Marriage and love have nothing in common; they are as far apart as the poles; are, in fact, antagonistic to each other.
No doubt some marriages have been the result of love.
As to the knowledge of the woman---what is there to know except that she has a pleasing appearance?
We have not yet outgrown the theologic myth that woman has no soul, that she is a mere appendix to man, made out of his rib just for the convenience of the gentleman who was so strong that he was afraid of his own shadow.
On rare occasions one does hear of a miraculous case of a married couple falling in love after marriage, but on close examination it will be found that it is a mere adjustment to the inevitable.
Certainly the growing-used to each other is far away from the spontaneity, the intensity, and beauty of love, without which the intimacy of marriage must prove degrading to both the woman and the man.
THE popular notion about marriage and love is that they are synonymous, that they spring from the same motives, and cover the same human needs.
Like most popular notions this also rests not on actual facts, but on superstition.

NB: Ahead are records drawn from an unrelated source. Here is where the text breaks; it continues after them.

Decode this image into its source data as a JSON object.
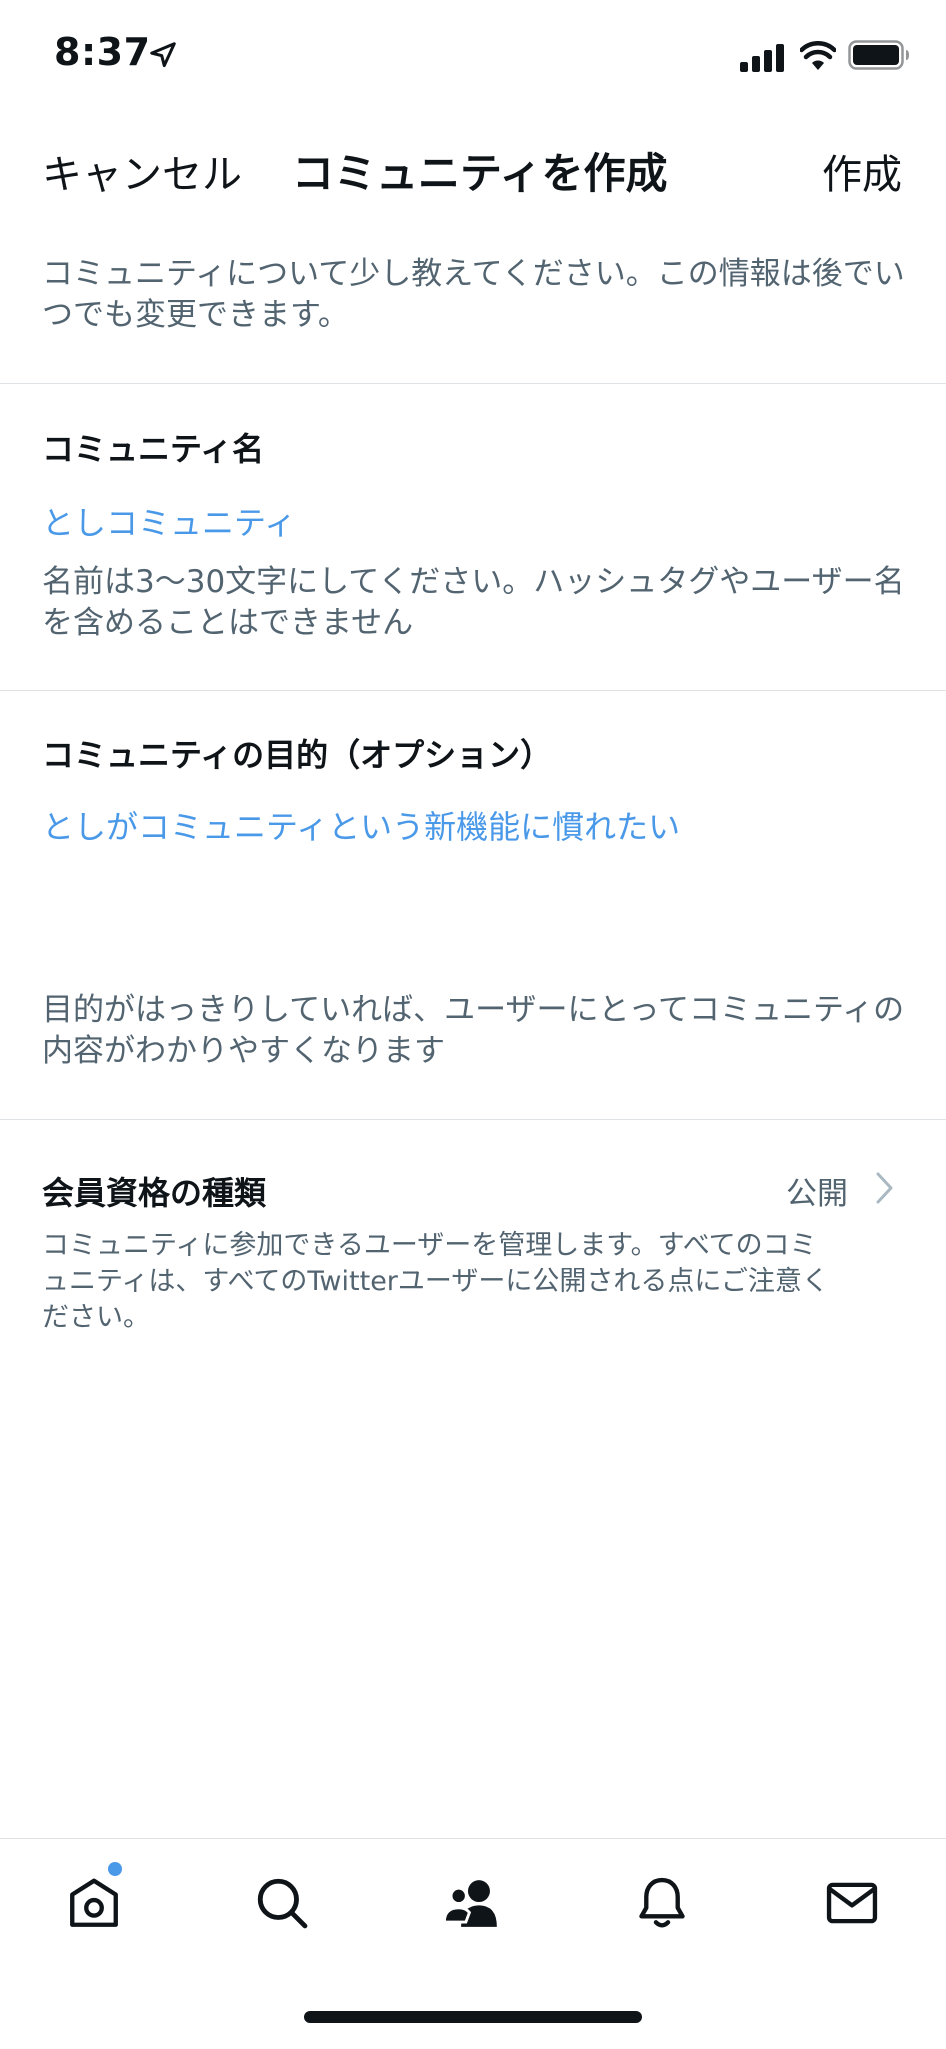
{
  "status_bar": {
    "time": "8:37"
  },
  "nav": {
    "cancel": "キャンセル",
    "title": "コミュニティを作成",
    "create": "作成"
  },
  "intro": "コミュニティについて少し教えてください。この情報は後でいつでも変更できます。",
  "name_section": {
    "label": "コミュニティ名",
    "value": "としコミュニティ",
    "help": "名前は3〜30文字にしてください。ハッシュタグやユーザー名を含めることはできません"
  },
  "purpose_section": {
    "label": "コミュニティの目的（オプション）",
    "value": "としがコミュニティという新機能に慣れたい",
    "help": "目的がはっきりしていれば、ユーザーにとってコミュニティの内容がわかりやすくなります"
  },
  "membership_section": {
    "label": "会員資格の種類",
    "value": "公開",
    "help": "コミュニティに参加できるユーザーを管理します。すべてのコミュニティは、すべてのTwitterユーザーに公開される点にご注意ください。"
  },
  "tabs": [
    "home-icon",
    "search-icon",
    "communities-icon",
    "notifications-icon",
    "messages-icon"
  ],
  "colors": {
    "accent": "#4a99e9",
    "secondary_text": "#536471"
  }
}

The thoughtful social student will not content himself with the popular superficial excuse for this phenomenon.
He will have to dig down deeper into the very life of the sexes to know why marriage proves so disastrous.